One could argue that finding a sleeper ace pitcher is more valuable than a sleeper hitter. With most leagues only starting about five starting pitchers, one stud sleeper can change impact your league results substantially. I’ve worked to research appropriate benchmarks to set in order to unearth the next great sleeper pitchers each year that you can find deeper in your drafts. Now you can benefit from that research.
Much like my system for finding sleeper hitters, this is not a subjective system at all. I run last year’s numbers through some spreadsheet calculations and see who meets my researched criteria. That generates my list of 2017 sleepers.
This system is designed around finding pitchers who can dominate a batter. I’m looking for pitchers who can throw strikes, avoid walks and create strikeouts by making batters miss. This means these pitchers control their games as opposed to relying on their defense on balls put in play. From my research, I generated a few parameters that identifies the pitchers who are best at controlling a plate appearance and are poised to continue that dominance in the year ahead:
- Swinging Strike % above 8.5
- Contact % under 82.5%
- Strikes/Balls above 1.65
- K-BB% Diff above 17.5%
- Under 30 years old

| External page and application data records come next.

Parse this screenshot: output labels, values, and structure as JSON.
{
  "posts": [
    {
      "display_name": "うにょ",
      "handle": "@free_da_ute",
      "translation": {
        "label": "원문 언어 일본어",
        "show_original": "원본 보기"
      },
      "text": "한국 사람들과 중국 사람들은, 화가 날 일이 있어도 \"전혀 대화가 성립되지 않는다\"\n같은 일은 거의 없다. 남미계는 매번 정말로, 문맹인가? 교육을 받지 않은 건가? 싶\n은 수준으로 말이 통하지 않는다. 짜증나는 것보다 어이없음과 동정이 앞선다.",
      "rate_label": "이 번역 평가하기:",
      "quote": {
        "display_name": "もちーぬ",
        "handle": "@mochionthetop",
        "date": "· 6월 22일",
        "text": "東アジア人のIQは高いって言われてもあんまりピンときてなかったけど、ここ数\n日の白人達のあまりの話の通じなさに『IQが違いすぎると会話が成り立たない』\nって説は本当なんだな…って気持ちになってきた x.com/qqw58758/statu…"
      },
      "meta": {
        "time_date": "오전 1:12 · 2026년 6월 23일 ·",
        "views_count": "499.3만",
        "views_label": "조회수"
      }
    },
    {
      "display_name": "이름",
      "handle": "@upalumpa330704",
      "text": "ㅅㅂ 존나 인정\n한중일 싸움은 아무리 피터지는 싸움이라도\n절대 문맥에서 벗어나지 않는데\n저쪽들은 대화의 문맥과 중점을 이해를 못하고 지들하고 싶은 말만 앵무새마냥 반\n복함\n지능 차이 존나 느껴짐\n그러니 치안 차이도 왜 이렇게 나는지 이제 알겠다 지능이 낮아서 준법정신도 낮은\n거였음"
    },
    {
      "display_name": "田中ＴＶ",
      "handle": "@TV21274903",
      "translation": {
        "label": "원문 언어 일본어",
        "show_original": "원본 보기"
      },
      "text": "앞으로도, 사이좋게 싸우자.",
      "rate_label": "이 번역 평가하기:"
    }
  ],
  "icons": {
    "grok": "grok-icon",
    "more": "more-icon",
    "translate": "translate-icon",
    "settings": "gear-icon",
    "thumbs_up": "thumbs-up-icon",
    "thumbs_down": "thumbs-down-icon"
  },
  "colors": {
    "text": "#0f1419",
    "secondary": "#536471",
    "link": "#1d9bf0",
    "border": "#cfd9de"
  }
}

The first three stats here are focused on pitch-by-pitch success. Swinging Strike Percentage shows the percentage of pitches in which the pitcher was able to make the batter not only swing but miss. Contact percentage isn’t much different than the name suggests as it measures how often the pitcher allows the batter to make contact. Strikes/Balls is a stat that I kind of invented on my own but it shows the ratio of strikes thrown compared to balls thrown by the pitcher. I’ve found that self-made stat to correlate well with current and future walk rates.
Outside of actual statistics, I’ve found that pitchers over 30 are a bit less reliable in becoming a “sleeper” so I narrow the list to only pitchers under 30.
This system has generated names such as Matt Harvey and Jake Arrieta as potential sleepers to target before they became stars.
The 2017 Potential Sleeper Pitchers
After applying all of those filters, I get a list of 17 pitchers who meet that elite criteria. Many of them are already household names like Clayton Kershaw but the list gets more interesting when we look at the pitchers who are being drafted in the later rounds that meet the criteria.
Once we look at the players who are being drafted in the later rounds, we have a list of eight pitchers this year who performed equal to star pitchers despite their results not matching up to them (blame it on high BABIP or low LOB rates perhaps). These represent our super sleeper (aka “narco”) pitchers for 2017.
- Steven Matz, Mets
- Jon Gray, Rockies
- Vince Velasquez, Phillies
- James Paxton, Mariners
- Aaron Nola, Phillies
- Robbie Ray, Diamondbacks
- Michael Pineda, Yankees
- Alex Wood, Dodgers
As readers may know, I’m a Phillies fan but I’m not manipulating the numbers here to make more Phillies appear on this list! I do think both Velasquez and Nola are high upside picks for this upcoming year. Maybe the most exciting name on this list for me is Robbie Ray. In fact, I raved about him in a recent tweet:
Robbie Ray had the 3rd highest K/9 among SP’s last year but also had bad luck in nearly every way (BABIP, HR/FB, LOB%). Huge upside pick.
— Mr. Cheatsheet (@mrcheatsheet) January 21, 2017
His elite strikeout ability is already evident and I think he could blossom into a star pitcher if other factors normalize like the BABIP and HR/FB rates.
I will be analyzing these pitchers in a bit more depth leading up to the drafts this year. Do any of these names jump out to you all as guys you’ve had your eye on already?
Luke is better known as Mr. Cheatsheet despite his last name not being Cheatsheet. He makes spreadsheets, writes blog posts and his rankings were in the top 10 accuracy among FantasyPros experts in 2014, 2016 and 2017. When he's not doing fantasy baseball things, he can be found playing board games or rating beer.